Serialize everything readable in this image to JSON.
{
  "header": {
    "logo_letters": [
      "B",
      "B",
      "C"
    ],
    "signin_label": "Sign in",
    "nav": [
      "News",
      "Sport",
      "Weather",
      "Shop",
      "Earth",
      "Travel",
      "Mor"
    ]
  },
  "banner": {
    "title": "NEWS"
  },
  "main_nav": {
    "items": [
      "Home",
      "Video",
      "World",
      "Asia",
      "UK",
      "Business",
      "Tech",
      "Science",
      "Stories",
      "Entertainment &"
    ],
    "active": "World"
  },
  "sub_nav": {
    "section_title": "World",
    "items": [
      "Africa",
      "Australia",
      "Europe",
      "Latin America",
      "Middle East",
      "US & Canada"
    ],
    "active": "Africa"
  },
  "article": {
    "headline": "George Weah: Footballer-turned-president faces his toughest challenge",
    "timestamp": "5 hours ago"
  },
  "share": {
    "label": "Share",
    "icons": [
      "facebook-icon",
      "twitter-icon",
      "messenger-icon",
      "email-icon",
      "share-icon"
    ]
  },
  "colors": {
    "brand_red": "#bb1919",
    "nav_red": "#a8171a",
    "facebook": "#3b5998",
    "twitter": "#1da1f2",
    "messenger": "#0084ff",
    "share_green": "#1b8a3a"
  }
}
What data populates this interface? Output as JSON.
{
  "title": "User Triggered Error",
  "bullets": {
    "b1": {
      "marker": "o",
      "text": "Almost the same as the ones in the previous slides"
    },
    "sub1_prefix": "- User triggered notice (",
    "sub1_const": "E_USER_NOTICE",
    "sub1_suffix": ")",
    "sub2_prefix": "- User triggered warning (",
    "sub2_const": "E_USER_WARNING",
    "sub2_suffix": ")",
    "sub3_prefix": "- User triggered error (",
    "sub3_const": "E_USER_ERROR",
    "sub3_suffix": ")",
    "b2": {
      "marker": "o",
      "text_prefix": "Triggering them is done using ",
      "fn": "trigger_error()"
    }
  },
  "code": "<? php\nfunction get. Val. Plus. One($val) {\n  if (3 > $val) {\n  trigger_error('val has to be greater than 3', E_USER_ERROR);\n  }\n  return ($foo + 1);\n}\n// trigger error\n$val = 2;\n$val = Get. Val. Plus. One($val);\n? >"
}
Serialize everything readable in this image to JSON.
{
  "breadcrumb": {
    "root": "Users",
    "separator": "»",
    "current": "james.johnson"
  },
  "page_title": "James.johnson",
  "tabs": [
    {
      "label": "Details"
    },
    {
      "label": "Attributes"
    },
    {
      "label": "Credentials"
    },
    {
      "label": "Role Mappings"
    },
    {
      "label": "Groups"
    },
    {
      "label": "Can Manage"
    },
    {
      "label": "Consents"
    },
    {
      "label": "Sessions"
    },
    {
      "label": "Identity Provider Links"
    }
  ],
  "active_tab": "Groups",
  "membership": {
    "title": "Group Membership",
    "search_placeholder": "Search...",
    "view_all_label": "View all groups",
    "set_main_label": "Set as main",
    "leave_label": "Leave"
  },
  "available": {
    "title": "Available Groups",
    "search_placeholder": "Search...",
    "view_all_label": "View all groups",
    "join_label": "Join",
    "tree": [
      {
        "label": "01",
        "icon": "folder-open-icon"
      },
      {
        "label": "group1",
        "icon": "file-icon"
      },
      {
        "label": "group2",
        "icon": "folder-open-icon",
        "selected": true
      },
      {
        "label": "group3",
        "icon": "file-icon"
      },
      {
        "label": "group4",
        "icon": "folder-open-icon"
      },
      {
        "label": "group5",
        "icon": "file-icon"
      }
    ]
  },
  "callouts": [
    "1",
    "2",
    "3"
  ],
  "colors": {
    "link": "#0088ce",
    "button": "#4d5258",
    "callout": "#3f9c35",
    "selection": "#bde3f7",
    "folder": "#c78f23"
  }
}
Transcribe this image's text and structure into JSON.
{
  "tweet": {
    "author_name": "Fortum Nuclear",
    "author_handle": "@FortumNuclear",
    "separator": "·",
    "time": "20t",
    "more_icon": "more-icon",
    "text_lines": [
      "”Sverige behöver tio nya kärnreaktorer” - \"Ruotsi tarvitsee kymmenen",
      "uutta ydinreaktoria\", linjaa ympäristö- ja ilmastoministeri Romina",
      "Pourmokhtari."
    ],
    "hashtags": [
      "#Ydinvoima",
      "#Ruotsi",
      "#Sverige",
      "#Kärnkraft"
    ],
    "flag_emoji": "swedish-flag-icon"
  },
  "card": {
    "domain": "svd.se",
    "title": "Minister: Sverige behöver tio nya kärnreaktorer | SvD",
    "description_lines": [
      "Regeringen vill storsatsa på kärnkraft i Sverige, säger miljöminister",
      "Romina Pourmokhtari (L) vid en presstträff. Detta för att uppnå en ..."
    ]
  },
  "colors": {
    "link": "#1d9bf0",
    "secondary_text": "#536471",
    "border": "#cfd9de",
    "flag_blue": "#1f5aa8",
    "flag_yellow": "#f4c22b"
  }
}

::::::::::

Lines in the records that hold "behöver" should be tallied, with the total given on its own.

2